You can follow her footsteps around the lake district. A good starting point is the visitor’s centre at Brockhole. From here you can take the Beatrix Potter trail around the stunning lake of Brockhole and learn more about the wildlife that inspired her.
In Windermere, the World of Beatrix Potter is a star attraction that brings her characters to life. The Hawkshead gallery has a permanent display of her sketchbooks, and her home at Hill Top Farm is open to visitors in summer.
She was a formidable lady who preserved so much of the English Countryside it’s no wonder her books are still so popular today.
Fiona Berry blogs at Passport and Piano.
A Sentimental Education – Paris, France
Flaubert is best known for his novel Madame Bovary, but A Sentimental Education is well worth a read for its depiction of 19th century Paris. The story centers around Frédéric, a young man with overly romantic ideals and his head in the clouds. Frédéric’s grand illusions of Paris are akin to those of most first-time visitors to Paris today; they arrive wide-eyed, awed, enamored. It’s still one of the most idealized and romanticized cities in the world. And reading this book is a great way to travel around Europe through literature until you can visit in person.
Many of today’s iconic Parisian landmarks are the same as they were then: Notre Dame, Île de la Cité, Arc de Triomphe, and more. Frédéric looks at Paris through rose-tinted glasses, making it a wonderful and fascinating book to read as you walk through the same iconic hot spots. He falls hard for the beauty of Paris, and perhaps you will too, or perhaps Flaubert’s ironic remarks along the way will make you view the city and society in a whole new way.
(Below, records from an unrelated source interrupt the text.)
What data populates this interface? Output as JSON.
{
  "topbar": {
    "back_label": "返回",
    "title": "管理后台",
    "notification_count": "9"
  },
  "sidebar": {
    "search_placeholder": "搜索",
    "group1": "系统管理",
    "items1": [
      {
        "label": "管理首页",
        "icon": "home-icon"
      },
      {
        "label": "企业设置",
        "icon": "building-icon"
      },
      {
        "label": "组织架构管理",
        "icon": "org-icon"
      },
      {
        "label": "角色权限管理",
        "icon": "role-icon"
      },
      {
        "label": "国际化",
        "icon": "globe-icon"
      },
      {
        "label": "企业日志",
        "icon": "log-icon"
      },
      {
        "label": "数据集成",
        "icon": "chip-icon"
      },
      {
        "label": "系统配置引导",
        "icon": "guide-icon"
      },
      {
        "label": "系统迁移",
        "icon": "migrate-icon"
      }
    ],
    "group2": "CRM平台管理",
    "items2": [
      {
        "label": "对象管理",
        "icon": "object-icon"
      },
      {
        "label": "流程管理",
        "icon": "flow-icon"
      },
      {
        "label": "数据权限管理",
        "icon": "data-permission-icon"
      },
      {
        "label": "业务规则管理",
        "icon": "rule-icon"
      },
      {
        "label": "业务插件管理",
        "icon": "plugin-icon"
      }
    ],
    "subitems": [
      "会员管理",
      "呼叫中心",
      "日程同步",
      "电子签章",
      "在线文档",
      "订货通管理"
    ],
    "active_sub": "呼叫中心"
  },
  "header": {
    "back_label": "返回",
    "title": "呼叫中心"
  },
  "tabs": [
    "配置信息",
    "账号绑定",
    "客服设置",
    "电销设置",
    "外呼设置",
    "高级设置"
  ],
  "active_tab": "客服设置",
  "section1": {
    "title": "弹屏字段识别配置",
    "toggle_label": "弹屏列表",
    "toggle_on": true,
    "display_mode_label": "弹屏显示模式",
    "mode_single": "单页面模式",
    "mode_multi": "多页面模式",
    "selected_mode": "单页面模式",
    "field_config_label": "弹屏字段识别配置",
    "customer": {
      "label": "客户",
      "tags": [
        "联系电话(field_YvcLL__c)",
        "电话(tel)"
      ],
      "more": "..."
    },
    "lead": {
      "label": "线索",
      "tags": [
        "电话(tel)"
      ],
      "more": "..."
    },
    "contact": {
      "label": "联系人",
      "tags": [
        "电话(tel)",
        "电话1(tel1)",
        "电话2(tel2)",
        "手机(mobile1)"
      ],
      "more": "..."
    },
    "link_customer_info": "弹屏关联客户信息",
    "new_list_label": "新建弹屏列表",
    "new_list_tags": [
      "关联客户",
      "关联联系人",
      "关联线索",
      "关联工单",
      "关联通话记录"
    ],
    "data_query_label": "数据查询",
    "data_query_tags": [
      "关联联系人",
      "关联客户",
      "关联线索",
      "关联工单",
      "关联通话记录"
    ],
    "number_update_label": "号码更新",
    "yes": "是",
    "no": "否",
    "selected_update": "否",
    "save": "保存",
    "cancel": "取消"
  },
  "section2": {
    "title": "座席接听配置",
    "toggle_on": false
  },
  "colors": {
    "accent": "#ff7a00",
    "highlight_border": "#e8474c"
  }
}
“An hour later on the boulevards, the gaiety of Paris by night made his journey all at once recede into an already far-distant past.”
Laura Hartley blogs at What’s Hot Blog.
For even more books to help you travel around Europe, see this more comprehensive collection of books that take place in Europe.
What have we missed? What are YOUR choices for the best books to travel around Europe through books? We’d like to know so we can include them in this list.
If you love books and travel, be sure to check out this post:
BTW, if you are getting ready for your trip, make sure to take advantage of these useful, money-saving links to book your trip:
- Research and book your flight with Skyscanner. I have found them to be the best because they list all airlines including the budget ones. You are always sure of having researched all options. You can also book your car rental through Skycanner.
- For car rental in Europe that has flexible pickup and drop-off options, I recommend Auto Europe.
- Book your accommodation with Booking.com. I find they have the widest selection and a nice, user-friendly, transparent website.
- If an Airbnb experience is more your style, book Airbnb here and get a $55 credit towards your first stay.
- Protect your trip and, more importantly, protect yourself with travel insurance. I use World Nomads and have been very happy with them.
- Looking for a small group tour to unforgettable destinations with top professionals? Intrepid Travel is your choice.
- For more general tours to any destination or attraction, book with Viator. Check them out.
- Need a visa? Get your visa for all countries with iVisa.
I personally use, and can recommend, all the companies listed here and elsewhere on my blog. By booking through these sites, the small commission we earn – at no cost to you – helps us maintain this site so we can continue to offer our readers valuable travel tips and advice.